--- Extracted information ---
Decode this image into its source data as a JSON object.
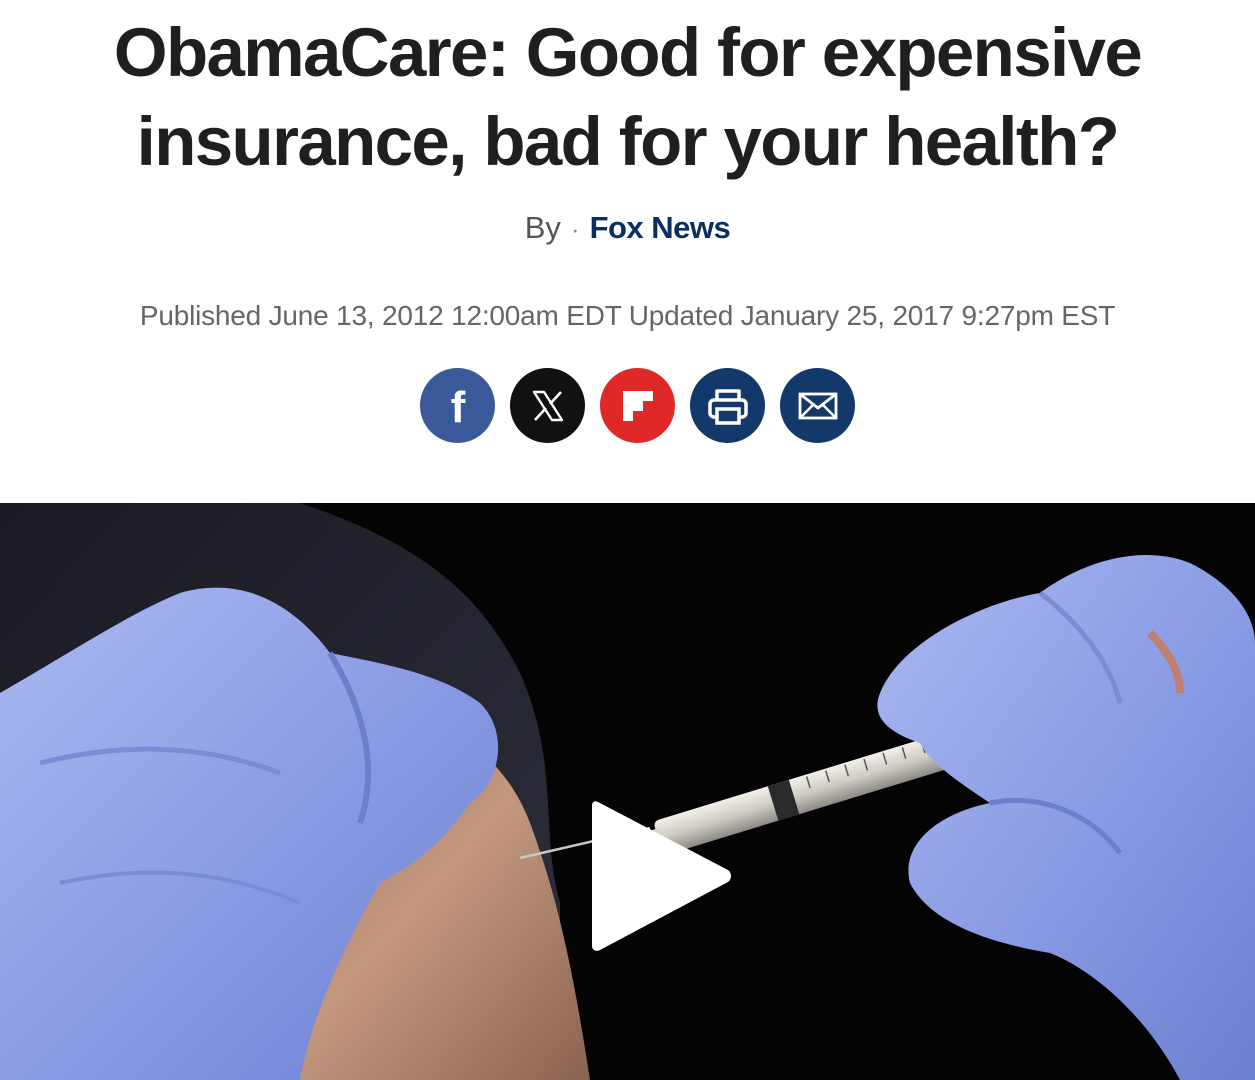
{
  "article": {
    "headline_line1": "ObamaCare: Good for expensive",
    "headline_line2": "insurance, bad for your health?",
    "by_label": "By",
    "separator": "·",
    "author": "Fox News",
    "dates": "Published June 13, 2012 12:00am EDT Updated January 25, 2017 9:27pm EST"
  },
  "share": {
    "buttons": [
      {
        "name": "facebook",
        "icon": "facebook-icon",
        "color": "#3b5998"
      },
      {
        "name": "x",
        "icon": "x-icon",
        "color": "#111111"
      },
      {
        "name": "flipboard",
        "icon": "flipboard-icon",
        "color": "#e12828"
      },
      {
        "name": "print",
        "icon": "print-icon",
        "color": "#13396b"
      },
      {
        "name": "email",
        "icon": "email-icon",
        "color": "#13396b"
      }
    ]
  },
  "video": {
    "thumbnail": "gloved hands giving an injection into upper arm",
    "play_icon": "play-icon"
  },
  "colors": {
    "headline": "#1f1f1f",
    "author_link": "#0b2e63",
    "meta_text": "#666666"
  }
}
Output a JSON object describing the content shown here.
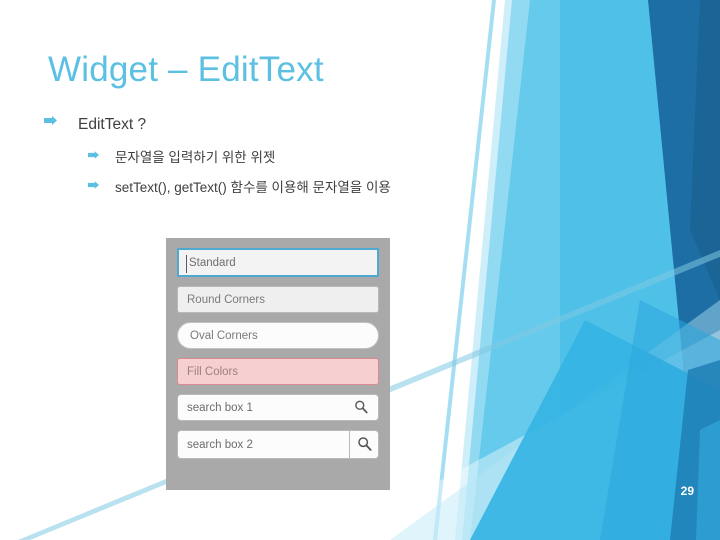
{
  "slide": {
    "title": "Widget – EditText",
    "page_number": "29",
    "title_color": "#5CC0E2",
    "accent_color": "#5CC0E2"
  },
  "bullets": [
    {
      "level": 1,
      "text": "EditText ?",
      "marker": "arrow-right-icon"
    },
    {
      "level": 2,
      "text": "문자열을 입력하기 위한 위젯",
      "marker": "arrow-right-icon"
    },
    {
      "level": 2,
      "text": "setText(), getText() 함수를 이용해 문자열을 이용",
      "marker": "arrow-right-icon"
    }
  ],
  "android_screenshot": {
    "panel_color": "#a9a9a9",
    "fields": [
      {
        "id": "standard",
        "label": "Standard",
        "style": "standard",
        "border_color": "#4fa8d0",
        "fill_color": "#f3f3f3",
        "has_caret": true,
        "has_search_icon": false
      },
      {
        "id": "round-corners",
        "label": "Round Corners",
        "style": "round",
        "border_color": "#b9b9b9",
        "fill_color": "#efefef",
        "has_caret": false,
        "has_search_icon": false
      },
      {
        "id": "oval-corners",
        "label": "Oval Corners",
        "style": "oval",
        "border_color": "#c2c2c2",
        "fill_color": "#fcfcfc",
        "has_caret": false,
        "has_search_icon": false
      },
      {
        "id": "fill-colors",
        "label": "Fill Colors",
        "style": "fill",
        "border_color": "#d98b91",
        "fill_color": "#f6cfd0",
        "has_caret": false,
        "has_search_icon": false
      },
      {
        "id": "search-box-1",
        "label": "search box 1",
        "style": "search-inline",
        "border_color": "#b9b9b9",
        "fill_color": "#fcfcfc",
        "has_caret": false,
        "has_search_icon": true
      },
      {
        "id": "search-box-2",
        "label": "search box 2",
        "style": "search-button",
        "border_color": "#b9b9b9",
        "fill_color": "#fcfcfc",
        "has_caret": false,
        "has_search_icon": true
      }
    ]
  }
}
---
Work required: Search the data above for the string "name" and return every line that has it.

Output for this exercise:
        "name": "facebook",
        "name": "x",
        "name": "flipboard",
        "name": "print",
        "name": "email",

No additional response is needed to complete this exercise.